“I’m shaking like a leaf,” said one woman, who was working at a nearby Publix when the explosion occurred on the morning of July 6. “I just ran the heck out of there because the manager said, ‘Get out! Get out!’ ”
The woman’s reaction was among the dozens of 911 calls that Plantation police received that day and released on Tuesday. The calls shed light on the depth of the blast, which injured 23 people and affected 16 businesses in a strip center across from the Fountains, one of the busiest shopping malls in Broward County, at University Drive near Peters Road.
One of the callers reported that a man’s leg had been blown off in the parking lot.
“He looks like he’s passing out,” she said.
Those who weren’t injured just tried to flee the scene.
“Get in your cars! Get out!” another caller said to others in the parking lot.
Most were just calling to ask what happened, having heard the boom, watched the metal debris fly through the air and seen a “huge plume of smoke” billow along University Drive.
Inundated with calls, responders were forced to push each caller off the phone who was not injured or did not have additional information.
“Everybody felt it in the city,” a responder told one caller. “I gotta run.”
Responders asked those who first called whether they had seen where the explosion came from. Most did not know; one said a restaurant “on the corner” had gas tanks that exploded. Another identified it as a pizza oven, and said he could smell gas.
But fire rescue officials have walked back initial reports that said it was a gas leak at Pizzafire, the business most decimated by the blast. They have said they are still investigating.
TECO Peoples Gas technicians said in a statement on the day of the explosion that they “found no natural gas leaks” in their system, although firefighters did report a ruptured natural gas pipe. Tenants of nearby buildings also said they smelled a strong gas odor. One individual even called TECO moments before the explosion.
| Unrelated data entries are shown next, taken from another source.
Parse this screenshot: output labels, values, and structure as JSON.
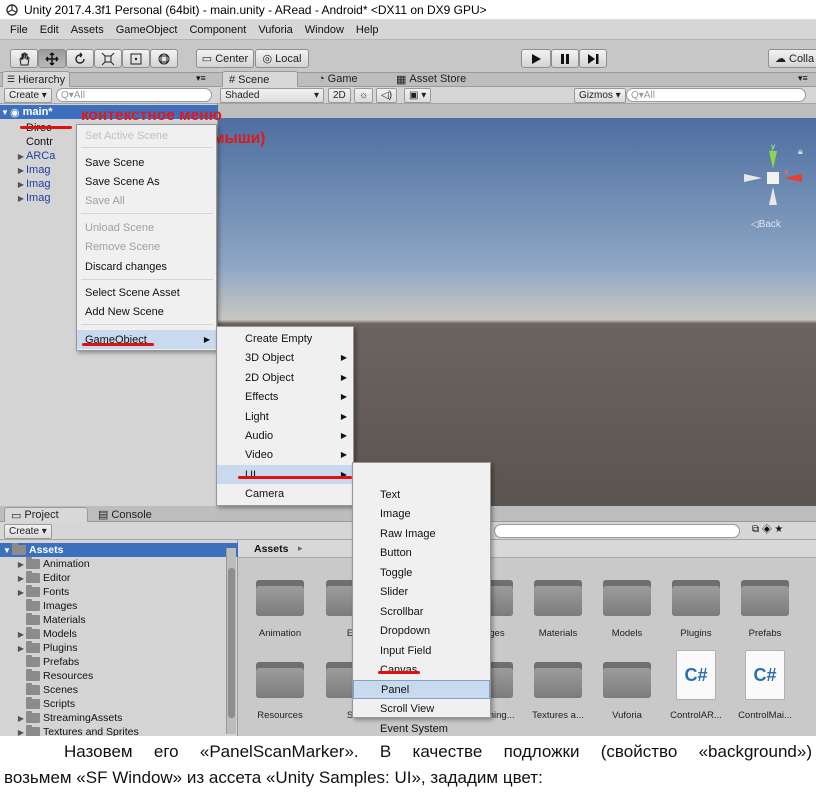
{
  "window": {
    "title": "Unity 2017.4.3f1 Personal (64bit) - main.unity - ARead - Android* <DX11 on DX9 GPU>"
  },
  "menubar": [
    "File",
    "Edit",
    "Assets",
    "GameObject",
    "Component",
    "Vuforia",
    "Window",
    "Help"
  ],
  "toolbar": {
    "center_label": "Center",
    "local_label": "Local",
    "collab_label": "Colla"
  },
  "hierarchy": {
    "tab_label": "Hierarchy",
    "create_label": "Create",
    "search_placeholder": "Q▾All",
    "items": [
      {
        "label": "main*",
        "selected": true
      },
      {
        "label": "Direc"
      },
      {
        "label": "Contr"
      },
      {
        "label": "ARCa"
      },
      {
        "label": "Imag"
      },
      {
        "label": "Imag"
      },
      {
        "label": "Imag"
      }
    ]
  },
  "scene": {
    "tabs": [
      "Scene",
      "Game",
      "Asset Store"
    ],
    "shaded_label": "Shaded",
    "mode_2d": "2D",
    "gizmos_label": "Gizmos",
    "search_placeholder": "Q▾All",
    "back_label": "Back"
  },
  "annotation": {
    "line1": "контекстное меню",
    "line2": "(правой кнопкой мыши)"
  },
  "context_menu": {
    "items": [
      {
        "label": "Set Active Scene",
        "disabled": true
      },
      {
        "label": "Save Scene"
      },
      {
        "label": "Save Scene As"
      },
      {
        "label": "Save All",
        "disabled": true
      },
      {
        "label": "Unload Scene",
        "disabled": true
      },
      {
        "label": "Remove Scene",
        "disabled": true
      },
      {
        "label": "Discard changes"
      },
      {
        "label": "Select Scene Asset"
      },
      {
        "label": "Add New Scene"
      },
      {
        "label": "GameObject",
        "submenu": true
      }
    ]
  },
  "gameobject_menu": {
    "items": [
      {
        "label": "Create Empty"
      },
      {
        "label": "3D Object",
        "submenu": true
      },
      {
        "label": "2D Object",
        "submenu": true
      },
      {
        "label": "Effects",
        "submenu": true
      },
      {
        "label": "Light",
        "submenu": true
      },
      {
        "label": "Audio",
        "submenu": true
      },
      {
        "label": "Video",
        "submenu": true
      },
      {
        "label": "UI",
        "submenu": true
      },
      {
        "label": "Camera"
      }
    ]
  },
  "ui_menu": {
    "items": [
      "Text",
      "Image",
      "Raw Image",
      "Button",
      "Toggle",
      "Slider",
      "Scrollbar",
      "Dropdown",
      "Input Field",
      "Canvas",
      "Panel",
      "Scroll View",
      "Event System"
    ]
  },
  "project": {
    "tabs": [
      "Project",
      "Console"
    ],
    "create_label": "Create",
    "breadcrumb": "Assets",
    "tree": [
      {
        "label": "Assets",
        "level": 0,
        "selected": true
      },
      {
        "label": "Animation",
        "level": 1,
        "arrow": true
      },
      {
        "label": "Editor",
        "level": 1,
        "arrow": true
      },
      {
        "label": "Fonts",
        "level": 1,
        "arrow": true
      },
      {
        "label": "Images",
        "level": 1
      },
      {
        "label": "Materials",
        "level": 1
      },
      {
        "label": "Models",
        "level": 1,
        "arrow": true
      },
      {
        "label": "Plugins",
        "level": 1,
        "arrow": true
      },
      {
        "label": "Prefabs",
        "level": 1
      },
      {
        "label": "Resources",
        "level": 1
      },
      {
        "label": "Scenes",
        "level": 1
      },
      {
        "label": "Scripts",
        "level": 1
      },
      {
        "label": "StreamingAssets",
        "level": 1,
        "arrow": true
      },
      {
        "label": "Textures and Sprites",
        "level": 1,
        "arrow": true
      }
    ],
    "grid_row1": [
      "Animation",
      "E",
      "",
      "Images",
      "Materials",
      "Models",
      "Plugins",
      "Prefabs"
    ],
    "grid_row2": [
      "Resources",
      "S",
      "",
      "Streaming...",
      "Textures a...",
      "Vuforia",
      "ControlAR...",
      "ControlMai..."
    ]
  },
  "caption": {
    "line1": "Назовем его «PanelScanMarker». В качестве подложки (свойство «background»)",
    "line2": "возьмем «SF Window» из ассета «Unity Samples: UI», зададим цвет:"
  }
}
Officials have yet to release what caused the explosion, however.
After the explosion, businesses and victims have devised different ways to recover.
The city of Plantation organized a crisis-intervention event to offer services for people affected by the blast, which includes helping workers file for unemployment or move businesses to different locations. Other businesses, including Pho Brothers, a Vietnamese restaurant, and Great Clips, a hair salon, have started fundraisers of their own.
Five victims have hired attorney William Lewis, of the Florida law firm Morgan & Morgan, to seek compensation for their injuries.
Lawsuits have not been filled and the law firm is still investigating what happened, said Rene Rocha, an attorney with Morgan & Morgan.